WASHINGTON — With Democrats in danger of losing control of Congress, some prominent lobbying shops, trade groups and contractors are already moving to bring more Republicans on board to bolster their political fortunes.
Lobbyists, political consultants and recruiters all say that the going rate for Republicans — particularly current and former House staff members — has risen significantly in just the last few weeks, with salaries beginning at $300,000 and going as high as $1 million for private sector positions.
“We’re seeing a premium for Republicans,” said Ivan H. Adler, a headhunter for the McCormick Group in Washington who specializes in placing lobbyists. “They’re the new ‘It’ girl.”
Raytheon, the military contractor, just hired as its top Washington lobbyist a former senior Republican aide in Congress, and Wal-Mart and Target are said to be looking for Republicans to beef up their Washington offices, according to consultants with knowledge of the talks.

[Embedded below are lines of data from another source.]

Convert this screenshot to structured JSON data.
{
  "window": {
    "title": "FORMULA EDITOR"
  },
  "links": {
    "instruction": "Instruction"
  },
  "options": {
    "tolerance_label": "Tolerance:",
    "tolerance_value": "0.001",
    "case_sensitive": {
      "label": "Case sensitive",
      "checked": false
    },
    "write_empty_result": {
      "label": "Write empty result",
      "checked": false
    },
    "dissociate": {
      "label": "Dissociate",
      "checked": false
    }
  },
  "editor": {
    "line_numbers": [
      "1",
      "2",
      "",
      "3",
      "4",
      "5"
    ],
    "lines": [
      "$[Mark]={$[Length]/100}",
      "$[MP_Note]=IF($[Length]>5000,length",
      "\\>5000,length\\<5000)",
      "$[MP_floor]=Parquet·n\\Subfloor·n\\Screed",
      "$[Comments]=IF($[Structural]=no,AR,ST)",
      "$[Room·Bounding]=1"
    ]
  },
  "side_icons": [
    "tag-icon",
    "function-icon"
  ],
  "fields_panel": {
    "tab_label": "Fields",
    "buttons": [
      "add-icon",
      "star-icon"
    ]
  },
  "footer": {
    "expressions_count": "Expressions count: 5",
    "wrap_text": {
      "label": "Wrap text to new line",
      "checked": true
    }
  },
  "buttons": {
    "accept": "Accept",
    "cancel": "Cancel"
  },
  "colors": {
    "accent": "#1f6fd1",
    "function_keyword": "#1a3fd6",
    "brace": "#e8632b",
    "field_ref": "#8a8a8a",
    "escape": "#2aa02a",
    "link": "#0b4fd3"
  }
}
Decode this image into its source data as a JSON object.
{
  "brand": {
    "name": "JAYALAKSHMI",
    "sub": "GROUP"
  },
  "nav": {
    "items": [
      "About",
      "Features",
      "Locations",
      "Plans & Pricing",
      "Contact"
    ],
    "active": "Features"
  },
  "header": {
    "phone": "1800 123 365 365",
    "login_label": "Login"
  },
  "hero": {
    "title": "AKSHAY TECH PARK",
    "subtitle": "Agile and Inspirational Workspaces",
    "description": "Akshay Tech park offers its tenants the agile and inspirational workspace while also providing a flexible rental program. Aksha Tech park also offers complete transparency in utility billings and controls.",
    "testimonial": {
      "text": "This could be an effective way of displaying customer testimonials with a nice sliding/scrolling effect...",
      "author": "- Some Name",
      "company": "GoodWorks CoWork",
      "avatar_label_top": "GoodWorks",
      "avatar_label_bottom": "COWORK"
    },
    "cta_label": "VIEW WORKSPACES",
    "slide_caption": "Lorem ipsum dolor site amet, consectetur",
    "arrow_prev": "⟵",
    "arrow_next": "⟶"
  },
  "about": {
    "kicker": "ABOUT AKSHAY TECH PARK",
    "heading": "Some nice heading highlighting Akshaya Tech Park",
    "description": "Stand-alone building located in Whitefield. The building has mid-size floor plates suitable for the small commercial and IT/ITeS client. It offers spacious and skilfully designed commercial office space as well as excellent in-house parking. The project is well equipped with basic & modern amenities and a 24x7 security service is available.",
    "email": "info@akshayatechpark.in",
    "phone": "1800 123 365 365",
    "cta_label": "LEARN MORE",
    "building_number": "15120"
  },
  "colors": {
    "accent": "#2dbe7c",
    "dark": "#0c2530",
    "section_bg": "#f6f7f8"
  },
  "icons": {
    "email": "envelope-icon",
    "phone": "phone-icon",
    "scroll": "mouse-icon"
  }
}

In a town built on connections, the surge in interest is a turnaround for Republicans, who in the first year of the Obama administration had difficulty finding top-tier political jobs in the private sector and were considered something akin to political exiles.
With polls indicating a strong showing for Republicans in November, “it’s made Republicans more relevant,” said Drew Maloney, the chief executive of Ogilvy Government Relations, a top Washington lobbying shop.
If Republicans succeed in regaining control of the House and perhaps even the Senate, firms seeking influence over federal policies are looking to gain an edge by tacking toward the right. That will become particularly important, they say, if Republicans try to roll back some of the major initiatives in health care, business regulation and other areas that Democrats have pushed through Congress in the last year.
Renewed battles over big-ticket legislation would also be likely to mean a financial windfall for lobbyists and political consultants, who have proved largely immune to the country’s economic problems. With major legislative debates in Washington, revenue for more than 13,000 lobbyists rose more than 5 percent last year, to $3.5 billion, and continued to climb through the first half of this year, according to the Center for Responsive Politics, a nonpartisan research group.
Political consultants emphasize that while demand for Republican credentials is on the rise, a mix of factors comes into play along with party affiliation in filling government relations jobs.